HEADQURTERS DEPARTMENT OF MISSISSIPPI,
Vicksburg, Miss., May 14, 1865.
Brigadier General G. L. ANDREWS,
(Care Brigadier-General Tucker, C. S. Army, Jackson.)
The officers and men sent here from Ship Island were understood to be as an offset for the men delivered to us on parole by the Confederates, the Confederate commissioner of exchange having received official notice from General Grant, and it is also undersood from General Canby, that any men in our hadns due them should be delivered here. They were all paroled on the rolls in these words:
The officer signing this parole does so in behalf of all the men above his signature, and all described on this roll are not to perform any military or constabulary duty until regularly exchanged.
It was agreed that these men could terurn to their homes and that they should not be distrubed so long as they obeyed the local laws and observed their parole. The papers they have are furloughs, given them by Colonel Watts, agetn of exchange, C. S. Army.
Full rolls are in the hands of Captain Sterling. The Confederate agents of exchange also have a copy, and another is retained here.
N. J. T. DANA,
MAY 15, 1865.
The persons whose names are appended to this respectfully solicit that they may be released from the military prison at Fort Delaware on taking the oath of allegiance to the Government of the United States. Many of them have been in confinement since of battle of Gettysburg. Many are crippled of life. All have either wives or children or mothers and sisters dependent upon them, and all will take the oath from a sense of duty and an earnest determination to fulfill its obligations in the strictest sense.
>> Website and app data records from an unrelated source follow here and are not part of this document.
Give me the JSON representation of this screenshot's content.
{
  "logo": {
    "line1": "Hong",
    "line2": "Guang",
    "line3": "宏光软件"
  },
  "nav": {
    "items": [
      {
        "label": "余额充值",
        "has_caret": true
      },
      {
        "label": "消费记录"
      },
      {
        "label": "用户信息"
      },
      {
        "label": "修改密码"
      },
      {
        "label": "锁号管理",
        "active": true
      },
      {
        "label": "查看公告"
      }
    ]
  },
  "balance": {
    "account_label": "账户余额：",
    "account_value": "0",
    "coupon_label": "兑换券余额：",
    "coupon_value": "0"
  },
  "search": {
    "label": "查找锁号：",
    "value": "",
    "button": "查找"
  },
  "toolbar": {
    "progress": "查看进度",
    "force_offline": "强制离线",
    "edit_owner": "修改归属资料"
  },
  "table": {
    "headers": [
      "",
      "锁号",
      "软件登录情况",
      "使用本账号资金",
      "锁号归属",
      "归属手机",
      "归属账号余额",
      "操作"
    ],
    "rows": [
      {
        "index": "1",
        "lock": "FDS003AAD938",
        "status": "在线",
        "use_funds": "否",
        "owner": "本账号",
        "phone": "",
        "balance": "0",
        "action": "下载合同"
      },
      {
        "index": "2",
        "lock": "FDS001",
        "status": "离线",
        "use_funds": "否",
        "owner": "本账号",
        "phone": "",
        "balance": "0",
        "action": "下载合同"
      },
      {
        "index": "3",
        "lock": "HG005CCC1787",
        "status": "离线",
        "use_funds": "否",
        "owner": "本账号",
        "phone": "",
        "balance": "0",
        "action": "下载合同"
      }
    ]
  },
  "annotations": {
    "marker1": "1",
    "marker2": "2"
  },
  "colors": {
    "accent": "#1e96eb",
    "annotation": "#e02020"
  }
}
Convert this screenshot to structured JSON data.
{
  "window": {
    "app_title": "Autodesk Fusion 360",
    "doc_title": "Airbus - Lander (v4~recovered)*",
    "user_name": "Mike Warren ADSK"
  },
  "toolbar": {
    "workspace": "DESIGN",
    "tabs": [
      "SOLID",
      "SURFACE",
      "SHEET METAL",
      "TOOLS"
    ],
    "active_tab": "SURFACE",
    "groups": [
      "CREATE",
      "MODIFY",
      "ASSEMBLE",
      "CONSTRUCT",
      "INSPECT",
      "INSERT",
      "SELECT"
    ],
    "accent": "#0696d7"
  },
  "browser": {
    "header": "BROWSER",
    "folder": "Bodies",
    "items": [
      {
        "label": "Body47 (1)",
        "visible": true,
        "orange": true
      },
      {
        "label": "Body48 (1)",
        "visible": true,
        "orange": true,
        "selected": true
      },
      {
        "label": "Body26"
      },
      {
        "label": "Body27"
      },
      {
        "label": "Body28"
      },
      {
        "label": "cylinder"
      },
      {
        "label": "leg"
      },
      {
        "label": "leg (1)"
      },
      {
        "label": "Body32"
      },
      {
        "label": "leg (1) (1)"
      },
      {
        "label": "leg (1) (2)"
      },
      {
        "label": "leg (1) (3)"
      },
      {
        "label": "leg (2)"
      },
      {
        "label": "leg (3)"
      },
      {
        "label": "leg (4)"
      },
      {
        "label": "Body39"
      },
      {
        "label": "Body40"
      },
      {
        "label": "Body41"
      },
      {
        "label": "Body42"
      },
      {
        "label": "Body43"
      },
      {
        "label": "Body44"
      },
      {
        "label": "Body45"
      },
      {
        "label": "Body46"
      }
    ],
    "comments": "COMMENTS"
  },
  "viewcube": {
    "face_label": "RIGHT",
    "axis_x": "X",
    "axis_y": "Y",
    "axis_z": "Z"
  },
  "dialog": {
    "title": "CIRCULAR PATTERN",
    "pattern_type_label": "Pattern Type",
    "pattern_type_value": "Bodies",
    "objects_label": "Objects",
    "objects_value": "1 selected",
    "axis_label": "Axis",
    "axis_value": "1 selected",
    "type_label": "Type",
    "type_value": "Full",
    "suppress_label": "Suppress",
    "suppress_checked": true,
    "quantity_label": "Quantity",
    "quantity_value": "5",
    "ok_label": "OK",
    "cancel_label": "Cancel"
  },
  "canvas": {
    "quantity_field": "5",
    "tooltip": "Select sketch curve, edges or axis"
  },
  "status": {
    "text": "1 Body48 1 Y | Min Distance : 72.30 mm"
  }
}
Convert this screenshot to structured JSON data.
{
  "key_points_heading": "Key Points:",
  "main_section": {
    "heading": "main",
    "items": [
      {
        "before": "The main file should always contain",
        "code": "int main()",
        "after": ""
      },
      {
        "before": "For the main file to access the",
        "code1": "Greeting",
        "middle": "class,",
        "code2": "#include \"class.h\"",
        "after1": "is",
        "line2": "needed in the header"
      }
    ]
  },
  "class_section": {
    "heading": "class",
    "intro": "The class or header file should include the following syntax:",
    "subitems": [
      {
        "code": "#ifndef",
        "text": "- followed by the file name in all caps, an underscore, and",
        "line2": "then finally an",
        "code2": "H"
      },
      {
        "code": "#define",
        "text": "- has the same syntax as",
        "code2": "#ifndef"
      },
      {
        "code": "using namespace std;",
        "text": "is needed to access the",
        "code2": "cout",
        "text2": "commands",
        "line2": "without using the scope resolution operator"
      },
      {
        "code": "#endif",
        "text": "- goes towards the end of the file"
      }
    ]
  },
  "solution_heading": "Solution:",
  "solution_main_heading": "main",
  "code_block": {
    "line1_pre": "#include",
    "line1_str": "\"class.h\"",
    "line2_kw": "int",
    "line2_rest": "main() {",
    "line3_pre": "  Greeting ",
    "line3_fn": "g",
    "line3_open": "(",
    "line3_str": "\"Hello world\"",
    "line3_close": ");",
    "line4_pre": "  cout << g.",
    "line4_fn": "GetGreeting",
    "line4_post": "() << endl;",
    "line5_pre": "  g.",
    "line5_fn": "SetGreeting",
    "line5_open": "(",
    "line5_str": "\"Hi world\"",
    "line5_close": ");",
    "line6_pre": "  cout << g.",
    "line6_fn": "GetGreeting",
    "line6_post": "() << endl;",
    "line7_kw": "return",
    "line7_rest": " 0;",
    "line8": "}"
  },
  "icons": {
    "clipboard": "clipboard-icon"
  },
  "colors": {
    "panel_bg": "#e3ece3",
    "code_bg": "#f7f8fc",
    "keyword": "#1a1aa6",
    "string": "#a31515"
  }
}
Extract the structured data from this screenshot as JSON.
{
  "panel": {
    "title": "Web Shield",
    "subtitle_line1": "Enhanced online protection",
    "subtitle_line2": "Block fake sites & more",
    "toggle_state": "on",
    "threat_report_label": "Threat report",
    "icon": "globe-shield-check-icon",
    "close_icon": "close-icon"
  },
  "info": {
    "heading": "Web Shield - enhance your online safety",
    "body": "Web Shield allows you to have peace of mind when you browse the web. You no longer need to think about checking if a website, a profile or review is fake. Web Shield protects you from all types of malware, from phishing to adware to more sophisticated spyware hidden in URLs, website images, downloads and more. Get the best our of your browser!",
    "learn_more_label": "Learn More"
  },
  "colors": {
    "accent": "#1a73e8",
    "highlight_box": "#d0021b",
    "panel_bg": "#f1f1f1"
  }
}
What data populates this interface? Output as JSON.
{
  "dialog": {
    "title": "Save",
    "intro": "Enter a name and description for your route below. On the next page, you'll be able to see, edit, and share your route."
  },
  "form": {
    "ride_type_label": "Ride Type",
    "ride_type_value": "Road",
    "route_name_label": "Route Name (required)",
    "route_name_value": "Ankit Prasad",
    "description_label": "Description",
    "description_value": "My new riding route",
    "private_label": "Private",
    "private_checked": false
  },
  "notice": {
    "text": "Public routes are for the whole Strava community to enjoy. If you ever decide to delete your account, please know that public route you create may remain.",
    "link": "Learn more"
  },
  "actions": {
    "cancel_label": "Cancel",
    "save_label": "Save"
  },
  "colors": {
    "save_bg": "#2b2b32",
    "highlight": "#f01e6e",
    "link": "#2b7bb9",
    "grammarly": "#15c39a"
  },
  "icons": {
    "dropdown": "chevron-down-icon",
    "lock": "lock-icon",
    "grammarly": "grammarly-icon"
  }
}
Lieutenant, Company I, First Texas Legion.
Captain, Fiftieth Virginia Infantry.
[And forty-seven others.]
HEADQUARTERS ARMIES OF THE UNITED STATES,
Washingotn, May 18, 1865.
Respectfullty reffered to the Secretary of War with recommendation that the within-named prisoners be released at once and transportation ordered to their States.
I hope early means may be devised for clearing our prisons as far as possible I would recommend that also who come within the amnesty proclamation be allowed the benefit of it. By going now they may still raise something for their subsistence for the coming year and prevent suffering next winter. Prisoners living west of the Mississippi, those from States which never passed the ordinance of secession, and those from the District of columbia, might the made an exception for the present.
U. S. GRANT,